App.config” file directly. Direct updates to the “
App.config” file will not be persisted as it will be overwritten on each build.
Here is the screen-shot of the solution explorer.
Consider the following script.
echo Performing postbuild for $(ProjectName) IF "$(ConfigurationName)"=="dev-debug" ( copy "$(ProjectDir)Config-Files\dev.config" "$(ProjectDir)App.config" ) ELSE ( IF "$(ConfigurationName)"=="dev-release" ( copy "$(ProjectDir)Config-Files\dev.config" "$(ProjectDir)App.config" ) ELSE ( IF "$(ConfigurationName)"=="sit-debug" ( copy "$(ProjectDir)Config-Files\sit.config" "$(ProjectDir)App.config" ) ELSE ( IF "$(ConfigurationName)"=="sit-release" ( copy "$(ProjectDir)Config-Files\sit.config" "$(ProjectDir)App.config" ) ) ) )
This is a trivial DOS script.
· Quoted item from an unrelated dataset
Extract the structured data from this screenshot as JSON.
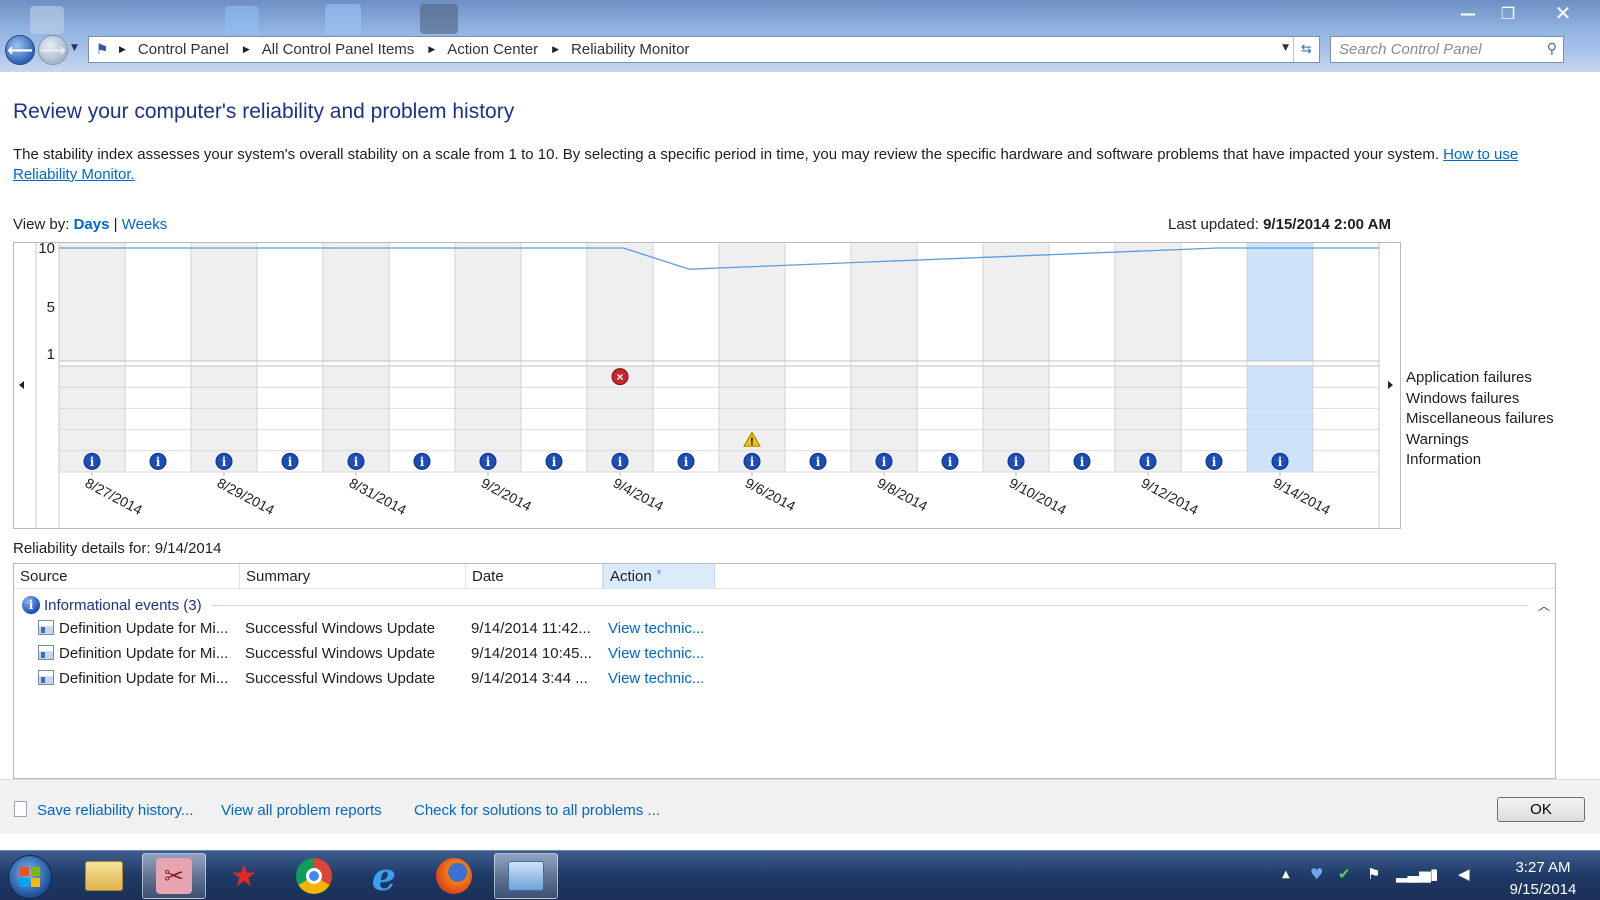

It checks the current configuration and copy the appropriate configuration file to the
App.config. All this happens before the project is built.
Visual Studio provides several macros like
$(ProjectDir) which can be used to determine the current settings used in the project. For example,
$(ProjectDir) macro gives the current project directory. Put the above script in the Pre-Build event command line area in the project properties. While building the project, VS will take this script and execute it. So before the build starts, we will have our
App.config file filled with correct configuration details.
This approach works well. But some projects may have sophisticated builds and simple methods like this won’t just work. I would like to hear how you guys are managing such scenarios.